◆ **WHAT YOU WILL DO**
Each record should reappear exactly in your answer, minus any picture.
# # # # # # #
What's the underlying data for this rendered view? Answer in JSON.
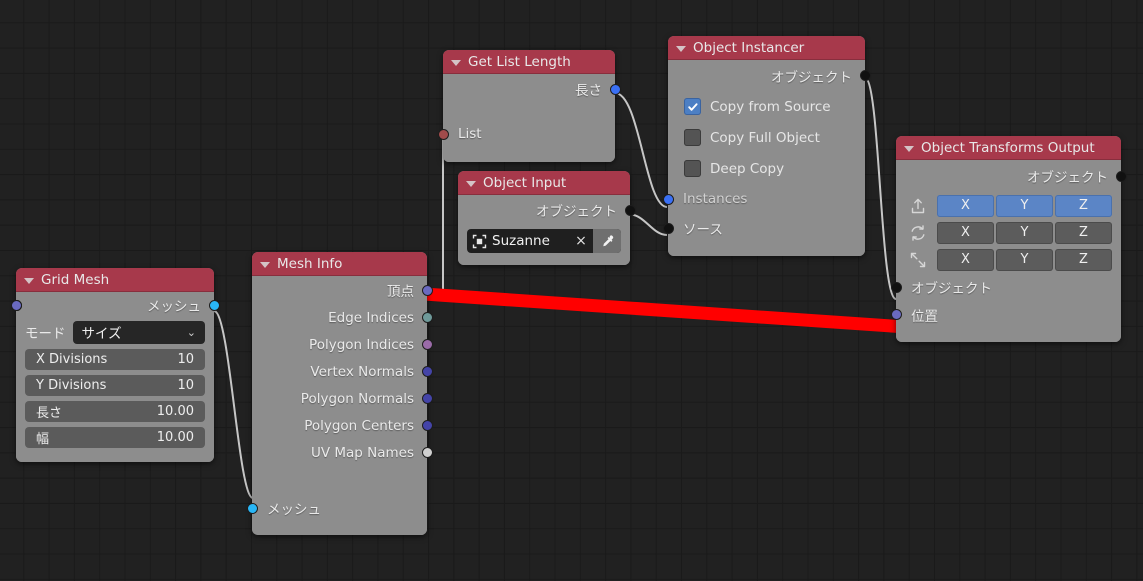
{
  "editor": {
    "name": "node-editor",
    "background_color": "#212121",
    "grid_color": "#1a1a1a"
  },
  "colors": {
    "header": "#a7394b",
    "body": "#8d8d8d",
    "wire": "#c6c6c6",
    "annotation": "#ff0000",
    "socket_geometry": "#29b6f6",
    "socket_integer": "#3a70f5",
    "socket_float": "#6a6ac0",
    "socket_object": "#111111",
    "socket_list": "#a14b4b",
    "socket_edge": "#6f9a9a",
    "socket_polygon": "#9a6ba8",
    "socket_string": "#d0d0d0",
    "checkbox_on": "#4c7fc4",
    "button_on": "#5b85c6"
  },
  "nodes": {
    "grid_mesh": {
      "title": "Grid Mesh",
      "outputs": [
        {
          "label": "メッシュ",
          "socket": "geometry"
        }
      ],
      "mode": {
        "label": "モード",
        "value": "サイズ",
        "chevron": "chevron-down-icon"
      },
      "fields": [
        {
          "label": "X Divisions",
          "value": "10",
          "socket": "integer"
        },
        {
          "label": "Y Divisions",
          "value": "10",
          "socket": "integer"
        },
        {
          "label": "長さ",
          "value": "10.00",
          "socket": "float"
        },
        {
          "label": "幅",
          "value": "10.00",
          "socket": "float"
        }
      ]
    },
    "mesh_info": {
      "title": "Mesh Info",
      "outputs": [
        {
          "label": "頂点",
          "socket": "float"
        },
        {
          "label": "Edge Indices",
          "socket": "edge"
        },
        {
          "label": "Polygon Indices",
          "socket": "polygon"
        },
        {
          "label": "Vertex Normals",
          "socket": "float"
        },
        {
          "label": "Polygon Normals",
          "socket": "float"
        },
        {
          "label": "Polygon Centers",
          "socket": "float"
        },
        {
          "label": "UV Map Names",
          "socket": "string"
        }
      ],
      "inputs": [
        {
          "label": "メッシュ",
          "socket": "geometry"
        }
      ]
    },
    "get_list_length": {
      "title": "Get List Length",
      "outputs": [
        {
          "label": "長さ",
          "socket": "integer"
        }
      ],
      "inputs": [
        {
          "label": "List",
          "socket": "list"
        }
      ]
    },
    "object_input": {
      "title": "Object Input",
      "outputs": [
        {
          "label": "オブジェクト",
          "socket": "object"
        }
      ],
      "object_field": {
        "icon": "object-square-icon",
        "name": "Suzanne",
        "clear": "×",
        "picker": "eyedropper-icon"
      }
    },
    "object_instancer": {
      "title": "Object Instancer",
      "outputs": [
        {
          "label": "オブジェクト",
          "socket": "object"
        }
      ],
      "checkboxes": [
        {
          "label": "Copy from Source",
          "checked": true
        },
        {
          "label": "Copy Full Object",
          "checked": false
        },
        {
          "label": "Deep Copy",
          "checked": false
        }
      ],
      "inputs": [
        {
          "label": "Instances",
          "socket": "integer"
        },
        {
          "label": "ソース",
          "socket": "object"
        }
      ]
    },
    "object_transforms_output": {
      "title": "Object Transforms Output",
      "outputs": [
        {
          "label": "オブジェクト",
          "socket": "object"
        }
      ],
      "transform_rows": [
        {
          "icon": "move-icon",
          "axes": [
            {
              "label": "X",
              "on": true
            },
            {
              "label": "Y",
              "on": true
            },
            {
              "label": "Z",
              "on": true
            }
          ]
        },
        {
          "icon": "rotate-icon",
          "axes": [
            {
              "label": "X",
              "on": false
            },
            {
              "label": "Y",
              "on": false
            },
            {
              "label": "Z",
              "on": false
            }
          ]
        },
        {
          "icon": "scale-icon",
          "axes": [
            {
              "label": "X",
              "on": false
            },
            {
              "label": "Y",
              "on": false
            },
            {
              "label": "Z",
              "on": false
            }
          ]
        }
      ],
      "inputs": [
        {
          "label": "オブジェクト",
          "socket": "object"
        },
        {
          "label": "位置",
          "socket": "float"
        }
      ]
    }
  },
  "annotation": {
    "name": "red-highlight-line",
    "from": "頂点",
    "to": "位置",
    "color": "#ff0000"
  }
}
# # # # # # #
◆ **ANSWER**
What's the underlying data for this rendered view? Answer in JSON.
{
  "editor": {
    "name": "node-editor",
    "background_color": "#212121",
    "grid_color": "#1a1a1a"
  },
  "colors": {
    "header": "#a7394b",
    "body": "#8d8d8d",
    "wire": "#c6c6c6",
    "annotation": "#ff0000",
    "socket_geometry": "#29b6f6",
    "socket_integer": "#3a70f5",
    "socket_float": "#6a6ac0",
    "socket_object": "#111111",
    "socket_list": "#a14b4b",
    "socket_edge": "#6f9a9a",
    "socket_polygon": "#9a6ba8",
    "socket_string": "#d0d0d0",
    "checkbox_on": "#4c7fc4",
    "button_on": "#5b85c6"
  },
  "nodes": {
    "grid_mesh": {
      "title": "Grid Mesh",
      "outputs": [
        {
          "label": "メッシュ",
          "socket": "geometry"
        }
      ],
      "mode": {
        "label": "モード",
        "value": "サイズ",
        "chevron": "chevron-down-icon"
      },
      "fields": [
        {
          "label": "X Divisions",
          "value": "10",
          "socket": "integer"
        },
        {
          "label": "Y Divisions",
          "value": "10",
          "socket": "integer"
        },
        {
          "label": "長さ",
          "value": "10.00",
          "socket": "float"
        },
        {
          "label": "幅",
          "value": "10.00",
          "socket": "float"
        }
      ]
    },
    "mesh_info": {
      "title": "Mesh Info",
      "outputs": [
        {
          "label": "頂点",
          "socket": "float"
        },
        {
          "label": "Edge Indices",
          "socket": "edge"
        },
        {
          "label": "Polygon Indices",
          "socket": "polygon"
        },
        {
          "label": "Vertex Normals",
          "socket": "float"
        },
        {
          "label": "Polygon Normals",
          "socket": "float"
        },
        {
          "label": "Polygon Centers",
          "socket": "float"
        },
        {
          "label": "UV Map Names",
          "socket": "string"
        }
      ],
      "inputs": [
        {
          "label": "メッシュ",
          "socket": "geometry"
        }
      ]
    },
    "get_list_length": {
      "title": "Get List Length",
      "outputs": [
        {
          "label": "長さ",
          "socket": "integer"
        }
      ],
      "inputs": [
        {
          "label": "List",
          "socket": "list"
        }
      ]
    },
    "object_input": {
      "title": "Object Input",
      "outputs": [
        {
          "label": "オブジェクト",
          "socket": "object"
        }
      ],
      "object_field": {
        "icon": "object-square-icon",
        "name": "Suzanne",
        "clear": "×",
        "picker": "eyedropper-icon"
      }
    },
    "object_instancer": {
      "title": "Object Instancer",
      "outputs": [
        {
          "label": "オブジェクト",
          "socket": "object"
        }
      ],
      "checkboxes": [
        {
          "label": "Copy from Source",
          "checked": true
        },
        {
          "label": "Copy Full Object",
          "checked": false
        },
        {
          "label": "Deep Copy",
          "checked": false
        }
      ],
      "inputs": [
        {
          "label": "Instances",
          "socket": "integer"
        },
        {
          "label": "ソース",
          "socket": "object"
        }
      ]
    },
    "object_transforms_output": {
      "title": "Object Transforms Output",
      "outputs": [
        {
          "label": "オブジェクト",
          "socket": "object"
        }
      ],
      "transform_rows": [
        {
          "icon": "move-icon",
          "axes": [
            {
              "label": "X",
              "on": true
            },
            {
              "label": "Y",
              "on": true
            },
            {
              "label": "Z",
              "on": true
            }
          ]
        },
        {
          "icon": "rotate-icon",
          "axes": [
            {
              "label": "X",
              "on": false
            },
            {
              "label": "Y",
              "on": false
            },
            {
              "label": "Z",
              "on": false
            }
          ]
        },
        {
          "icon": "scale-icon",
          "axes": [
            {
              "label": "X",
              "on": false
            },
            {
              "label": "Y",
              "on": false
            },
            {
              "label": "Z",
              "on": false
            }
          ]
        }
      ],
      "inputs": [
        {
          "label": "オブジェクト",
          "socket": "object"
        },
        {
          "label": "位置",
          "socket": "float"
        }
      ]
    }
  },
  "annotation": {
    "name": "red-highlight-line",
    "from": "頂点",
    "to": "位置",
    "color": "#ff0000"
  }
}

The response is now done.